We have three references to strength and Moses in verses 10, 20, and 21 of this chapter. First, in his natural strength, he is able to be tempted by Satan. But he overcomes the temptations and power of Satan as he receives strength from the Lord (mentioned twice). This is what makes Moses strong. OK, this doesn't occur in the context of crossing the Red Sea, but it is preparatory for his ministry and work. Moses receives strength from the Lord, and therefore is "strong."

It gets more interesting in verse 25 of Moses 1:

25 And calling upon the name of God, he beheld his glory again, for it was upon him; and he heard a voice, saying: Blessed art thou, Moses, for I, the Almighty, have chosen thee, and thou shalt be made stronger than many waters; for they shall obey thy command as if thou wert God.

There it is. While Moses has just received strength from the Lord to overcome Satan, the Lord now tells him that in a future context involving water, he will be "made stronger than many waters." This refers, of course, to his later crossing of the Red Sea. There, Moses would be "strong," stronger than the waters of the Red Sea, as he led the Israelites across the waters to the promised land, as in 1 Nephi 4:2.

If Moses 1 is closely related to material on the brass plates, as Reynolds hypothesizes, then Nephi may have been alluding to that material when he urged his brethren to be strong like Moses. From the brass plates, it may be possible that Nephi would specifically refer to the strength of Moses in the context not only of resisting the temptations of Satan, but in crossing the Red Sea.

The possible relationship between the Book of Moses and 1 Nephi 4:2 seems interesting to me, but perhaps is wishful thinking on my part. On the other hand, perhaps it's one more issue to consider in weighing the documents behind the Book of Mormon. Perhaps the alleged weakness of Book of Mormon references to stories of Moses will turn out to be a strength.

For more from Jeff Lindsay, see Mormanity at http://mormanity.blogspot.com and his Mormon Answers section at http://jefflindsay.com/LDSFAQ/.


Bookmark and Share    
About Jeff Lindsay

Jeff Lindsay has been defending the Church on the Internet since 1994, when he launched his LDSFAQ website under JeffLindsay.com.
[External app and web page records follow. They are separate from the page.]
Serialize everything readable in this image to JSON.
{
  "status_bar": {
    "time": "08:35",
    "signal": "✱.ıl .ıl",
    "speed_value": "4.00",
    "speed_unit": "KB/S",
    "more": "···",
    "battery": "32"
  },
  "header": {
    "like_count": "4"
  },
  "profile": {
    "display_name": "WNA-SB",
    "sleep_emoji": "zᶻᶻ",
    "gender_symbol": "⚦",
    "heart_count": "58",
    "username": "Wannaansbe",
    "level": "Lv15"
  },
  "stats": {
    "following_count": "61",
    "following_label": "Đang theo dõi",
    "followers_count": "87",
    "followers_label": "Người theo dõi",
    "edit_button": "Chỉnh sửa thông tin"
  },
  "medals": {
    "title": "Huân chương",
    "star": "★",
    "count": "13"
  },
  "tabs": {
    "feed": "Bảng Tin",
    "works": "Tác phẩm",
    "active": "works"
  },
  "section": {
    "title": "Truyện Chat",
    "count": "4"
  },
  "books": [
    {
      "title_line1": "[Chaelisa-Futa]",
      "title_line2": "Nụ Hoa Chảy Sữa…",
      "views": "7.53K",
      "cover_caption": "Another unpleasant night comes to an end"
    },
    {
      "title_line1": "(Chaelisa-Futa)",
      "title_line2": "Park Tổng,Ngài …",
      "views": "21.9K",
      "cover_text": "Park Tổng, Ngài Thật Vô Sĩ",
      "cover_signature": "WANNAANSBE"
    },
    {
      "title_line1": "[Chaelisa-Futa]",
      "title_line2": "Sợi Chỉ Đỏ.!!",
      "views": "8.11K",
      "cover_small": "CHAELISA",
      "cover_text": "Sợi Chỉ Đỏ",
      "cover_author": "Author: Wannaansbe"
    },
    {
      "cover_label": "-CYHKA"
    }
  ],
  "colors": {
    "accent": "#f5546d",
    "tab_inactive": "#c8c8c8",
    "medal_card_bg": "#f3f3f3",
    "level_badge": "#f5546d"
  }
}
He has also long been blogging about LDS matters on the blog Mormanity (mormanity.blogspot.com). Jeff is a longtime resident of Appleton, Wisconsin, who recently moved to Shanghai, China, with his wife, Kendra. He works for an Asian corporation as head of intellectual property. Jeff and Kendra are the parents of 4 boys, 3 married and the the youngest on a mission.

He is a former innovation and IP consultant, a former professor, and former Corporate Patent Strategist and Senior Research Fellow for a multinational corporation.

Jeff Lindsay, Cheryl Perkins and Mukund Karanjikar are authors of the book Conquering Innovation Fatigue (John Wiley & Sons, 2009).

Jeff has a Ph.D. in Chemical Engineering from Brigham Young University and is a registered US patent agent. He has more than 100 granted US patents and is author of numerous publications. Jeff's hobbies include photography, amateur magic, writing, and Mandarin Chinese.

Copyright © Hatrack River Enterprise Inc. All Rights Reserved. Web Site Hosted and Designed by WebBoulevard.com